- 2. Skills acquisition: Designed to develop and refine behavioral, technical, and cognitive skills.
- 3. Application and practice: Includes practicing skills under conditions that approximate the operational environment and that gradually attain the level of stress expected. (Stress Inoculation Training, M. Lauria, 2015)
During this phase, I provide students with information about the reasons behind the difficulty most people have training to strike with a knife, and the targets they have most trouble attacking. I explain how we are going to train past that. We talk about the physiological effects that stress has on performance, and what they can expect going through the drills. I assure them that with proper training, they have the capacity to work past these inhibitions.

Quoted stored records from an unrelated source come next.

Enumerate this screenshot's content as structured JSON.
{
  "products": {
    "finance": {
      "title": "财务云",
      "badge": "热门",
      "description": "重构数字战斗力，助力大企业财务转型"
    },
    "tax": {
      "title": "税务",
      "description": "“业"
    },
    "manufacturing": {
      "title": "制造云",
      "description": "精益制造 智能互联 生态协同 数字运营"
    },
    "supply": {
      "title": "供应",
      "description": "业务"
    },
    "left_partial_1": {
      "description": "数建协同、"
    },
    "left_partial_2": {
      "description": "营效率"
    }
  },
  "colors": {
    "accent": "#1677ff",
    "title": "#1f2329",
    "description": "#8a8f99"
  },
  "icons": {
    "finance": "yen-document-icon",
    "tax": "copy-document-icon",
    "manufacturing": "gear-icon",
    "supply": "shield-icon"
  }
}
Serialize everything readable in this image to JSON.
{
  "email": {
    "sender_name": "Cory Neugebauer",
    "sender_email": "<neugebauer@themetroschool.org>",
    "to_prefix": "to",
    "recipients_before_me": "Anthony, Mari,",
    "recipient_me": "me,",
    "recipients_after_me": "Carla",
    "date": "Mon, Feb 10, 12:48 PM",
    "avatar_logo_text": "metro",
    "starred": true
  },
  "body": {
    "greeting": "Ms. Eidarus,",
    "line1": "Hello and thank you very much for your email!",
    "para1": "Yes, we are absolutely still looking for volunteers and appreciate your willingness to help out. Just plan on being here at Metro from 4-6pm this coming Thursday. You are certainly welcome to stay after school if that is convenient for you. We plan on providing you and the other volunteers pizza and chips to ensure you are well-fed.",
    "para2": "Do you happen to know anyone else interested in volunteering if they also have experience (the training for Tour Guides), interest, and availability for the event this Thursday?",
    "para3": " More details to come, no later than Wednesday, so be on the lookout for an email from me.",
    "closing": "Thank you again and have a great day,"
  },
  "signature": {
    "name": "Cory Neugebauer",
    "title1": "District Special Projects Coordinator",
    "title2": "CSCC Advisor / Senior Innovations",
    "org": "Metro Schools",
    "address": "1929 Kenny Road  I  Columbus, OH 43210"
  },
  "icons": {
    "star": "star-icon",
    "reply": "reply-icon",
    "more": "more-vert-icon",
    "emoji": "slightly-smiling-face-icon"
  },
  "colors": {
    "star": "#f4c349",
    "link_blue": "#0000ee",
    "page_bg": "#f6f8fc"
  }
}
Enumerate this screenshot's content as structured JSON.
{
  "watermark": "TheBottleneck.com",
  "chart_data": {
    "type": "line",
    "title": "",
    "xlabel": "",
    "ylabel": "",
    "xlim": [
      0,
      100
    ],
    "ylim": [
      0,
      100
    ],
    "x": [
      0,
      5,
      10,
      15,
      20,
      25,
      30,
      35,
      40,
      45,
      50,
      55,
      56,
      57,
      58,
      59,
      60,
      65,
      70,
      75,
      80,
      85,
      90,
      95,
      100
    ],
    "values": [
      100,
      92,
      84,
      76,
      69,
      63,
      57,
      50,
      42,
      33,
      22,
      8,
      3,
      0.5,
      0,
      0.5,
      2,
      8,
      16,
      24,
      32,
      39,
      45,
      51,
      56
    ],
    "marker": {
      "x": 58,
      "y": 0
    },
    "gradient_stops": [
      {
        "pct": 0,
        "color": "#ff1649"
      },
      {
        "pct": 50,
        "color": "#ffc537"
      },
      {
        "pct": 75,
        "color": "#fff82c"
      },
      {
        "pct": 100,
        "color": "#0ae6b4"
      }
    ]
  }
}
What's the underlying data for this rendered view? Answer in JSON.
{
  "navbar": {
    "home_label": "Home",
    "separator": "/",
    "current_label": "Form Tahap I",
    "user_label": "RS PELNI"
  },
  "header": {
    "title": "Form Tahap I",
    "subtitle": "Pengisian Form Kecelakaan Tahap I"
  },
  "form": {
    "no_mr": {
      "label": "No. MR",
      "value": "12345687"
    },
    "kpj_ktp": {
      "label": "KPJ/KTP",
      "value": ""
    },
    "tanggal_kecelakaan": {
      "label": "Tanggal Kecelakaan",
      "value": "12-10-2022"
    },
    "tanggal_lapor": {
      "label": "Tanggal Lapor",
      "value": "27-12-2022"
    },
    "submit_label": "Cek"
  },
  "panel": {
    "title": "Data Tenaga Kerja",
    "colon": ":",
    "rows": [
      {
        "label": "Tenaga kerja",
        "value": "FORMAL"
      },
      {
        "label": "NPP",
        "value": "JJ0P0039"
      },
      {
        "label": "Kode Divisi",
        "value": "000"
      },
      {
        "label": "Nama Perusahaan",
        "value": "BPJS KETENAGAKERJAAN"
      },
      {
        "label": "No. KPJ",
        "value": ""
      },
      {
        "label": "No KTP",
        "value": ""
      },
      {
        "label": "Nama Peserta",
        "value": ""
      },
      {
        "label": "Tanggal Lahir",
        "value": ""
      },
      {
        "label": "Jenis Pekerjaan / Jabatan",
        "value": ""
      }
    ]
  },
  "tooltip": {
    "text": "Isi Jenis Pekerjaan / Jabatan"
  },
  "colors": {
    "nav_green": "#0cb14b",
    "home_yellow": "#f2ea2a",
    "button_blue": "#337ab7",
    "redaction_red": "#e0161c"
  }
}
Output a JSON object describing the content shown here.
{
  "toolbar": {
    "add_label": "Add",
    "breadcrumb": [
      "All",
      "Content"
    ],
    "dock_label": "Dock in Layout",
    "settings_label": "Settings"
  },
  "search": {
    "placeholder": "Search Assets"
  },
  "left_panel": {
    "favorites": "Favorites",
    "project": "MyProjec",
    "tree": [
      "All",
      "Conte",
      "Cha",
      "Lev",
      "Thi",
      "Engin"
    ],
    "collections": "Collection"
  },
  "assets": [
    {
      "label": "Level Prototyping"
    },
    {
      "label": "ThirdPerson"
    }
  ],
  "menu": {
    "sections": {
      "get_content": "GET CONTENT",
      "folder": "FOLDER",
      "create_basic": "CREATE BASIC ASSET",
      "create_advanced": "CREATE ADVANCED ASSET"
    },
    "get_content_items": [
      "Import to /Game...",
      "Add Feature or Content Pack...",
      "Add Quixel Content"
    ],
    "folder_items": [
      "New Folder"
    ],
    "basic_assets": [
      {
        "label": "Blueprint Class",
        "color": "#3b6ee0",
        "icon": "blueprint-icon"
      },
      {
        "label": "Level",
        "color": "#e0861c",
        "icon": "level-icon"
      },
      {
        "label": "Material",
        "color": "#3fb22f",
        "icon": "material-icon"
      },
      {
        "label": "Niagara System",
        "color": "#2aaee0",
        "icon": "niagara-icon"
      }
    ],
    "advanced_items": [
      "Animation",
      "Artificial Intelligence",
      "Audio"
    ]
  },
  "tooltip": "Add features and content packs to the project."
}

This is a very important but often misunderstood phase. We need to develop the fundamental technical skills of how to use a knife efficiently, and develop them in as much context as possible. We have to do that in conjunction with the appropriate cognitive and behavioral techniques that will enable us to apply those skills under stress. A lot of people unfortunately miss these points and focus primarily on practicing the technical skills in very limited context, very possibly setting themselves up for failure.
The cognitive control techniques we talked about earlier can be implemented here in training. They are designed to change emotional condition: decrease fear and anxiety by substituting negative thoughts with positive, task-focused thoughts, and they are as important to train as our “tactics.”
The students have to gradually focus their strikes toward the face, neck and groin, and I push them to make contact through the target each time, whether they are stabbing or slashing. It is not easy for the students at first. You can see the coping process: students get nervous, giggle, joke, make faces, and generally try to switch to less intimate targets, like the limbs, torso and back. This is normal; they are working through the stressors that would normally inhibit them. At times I have to remind them of the increased efficacy of striking the more intimate targets, but eventually most students are able to consistently target the face, neck and groin areas.
That’s when we begin to gradually increase the complexity of the simulation. The student acting as the “anatomically correct dummy” starts to move and tries to hamper his partner’s defensive strikes so he/she learns to control the aggressor’s limbs, varying angles, trajectories, and strikes on the way to access the high-priority targets.
APPLICATION AND PRACTICE
This phase is designed to take the skills developed in phase two and apply them under increasingly stressful conditions. Sound familiar?
In fact, when I put them through the first low-intensity scenarios, even under a moderate increase in the emotional load, most students revert to striking peripheral targets with poor follow-through. When that happens, the students have to go through scenarios with the same level of intensity until they can manage to strike through the priority targets. Only then is it beneficial to up the stress level. The cycle continues until they can apply the appropriate responses during high-intensity FoF scenarios.
Following these steps ensures that students will gain familiarity with the effects the stressors involved with using a knife cause. They will find ways to successfully cope with them emotionally and psychologically and will assertively practice the efficient application of their tactics, thus increasing their self-efficacy, confidence, and mindset.
I sincerely hope this series of articles has been beneficial to you and your students. Leave a comment below or contact me directly at firstname.lastname@example.org with any questions.